Editorial [Image - border around Editorial with rabbits and flowers]
Spring and examinations - these are the things that are occupying our attention at present. We don't object to spring - its joys are too delightful for that, but examinations - the very thought makes us creep. All too soon the examiner's blue pencil will descend upon the just and the unjust and none of us like to think that our papers will be weighed and found wanting. The idea of such a possibility arouses even the most hardened shirker and already tete-à-tete lectures are in progress on
porch and lawn, we are fishing out antique cribs and furnishing our vacant brain cells.
With this number the present staff of "In Cap and Gown" takes leave of its gentle readers. We trust the magazine has met with your approval and that your kind forbearance will consign its faults to oblivion. We thank all the contributors who have so willingly helped us in our work [so crossed out: ?] and may next year's "In Cap and Gown" be bigger and better than ever.
The biographer must not linger over the circumstances of his birth and early education in the town of Waterloo. Babies and children are mostly uninteresting and especially when their latter career is better than the first Omitting therefore the conventional exploits in eating, fighting, running away and general disobedience, we may proceed directly to the beginnings of manhood.
David was at first in a woollen factory and moved about to various towns in eastern Ontario and Quebec. He still knows a good deal about dry goods and dresses always fashionably as becomes one who was a star man in the business. For his advancement was phenomenally rapid and people predicted that he would be a magnate. In six or seven years he Earned the various departmens of cloth

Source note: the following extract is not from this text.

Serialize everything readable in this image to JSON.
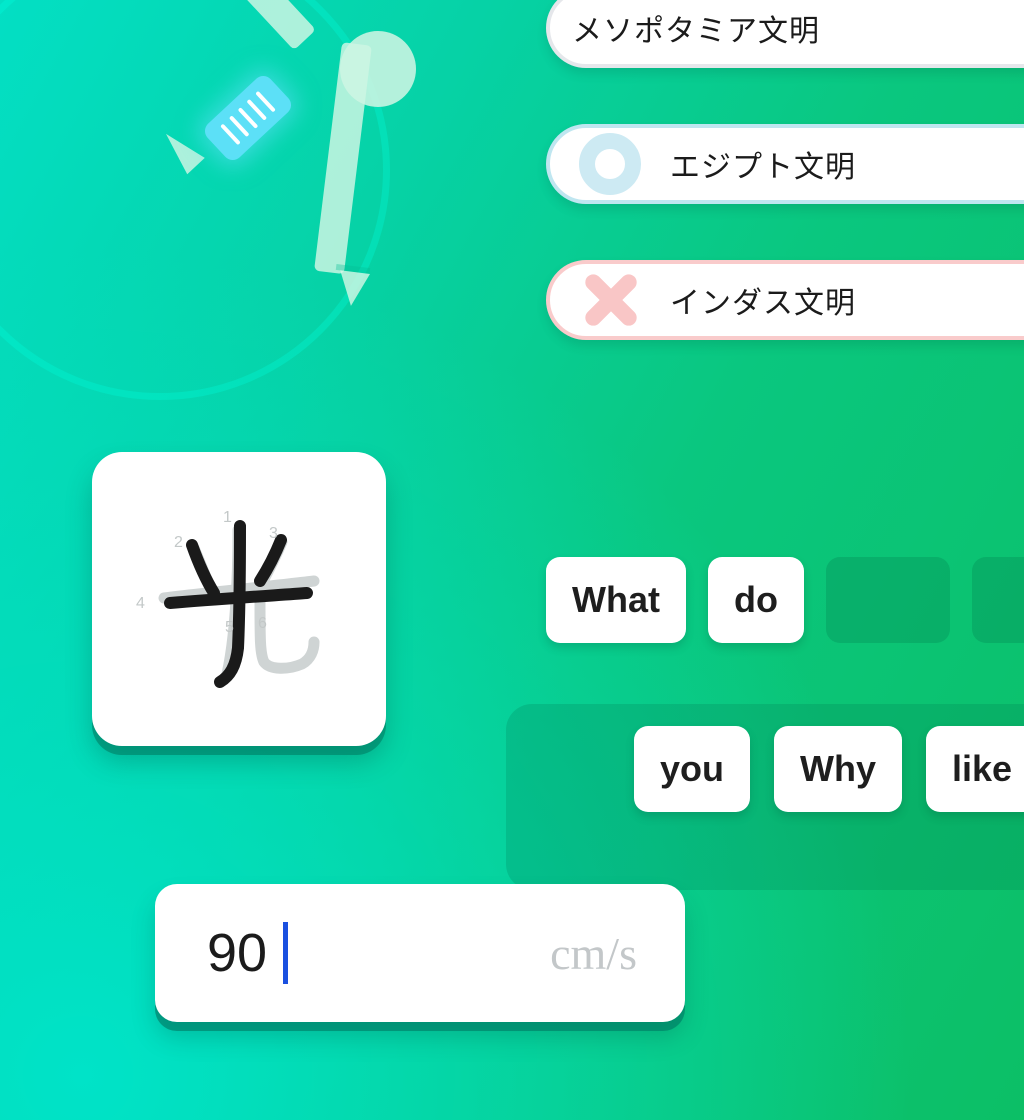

manufacture, used his drawing skill as a designer and finally had reached the dignity of inspector at Beauharnois, a suburb of Montreal.
But trade did not satisfy all the needs of a soul like David's. If he has two characterisitics more marked than others they are a passion for argument and a weakness for poetry. So many of the great poets have been similarly affected that one needs mention only a few like Dryden, Euripides, Goethe, Browning, Tennyson and Lucretius. It is just possible that Mr. Cornish may have thought of politics, auctioneering or school-teaching as a more suitable field for his peculiar genius. But auctioneering seems to demand an abrupt, tyrannical nature, school-teaching is a thankless job and politics are at present hedged by no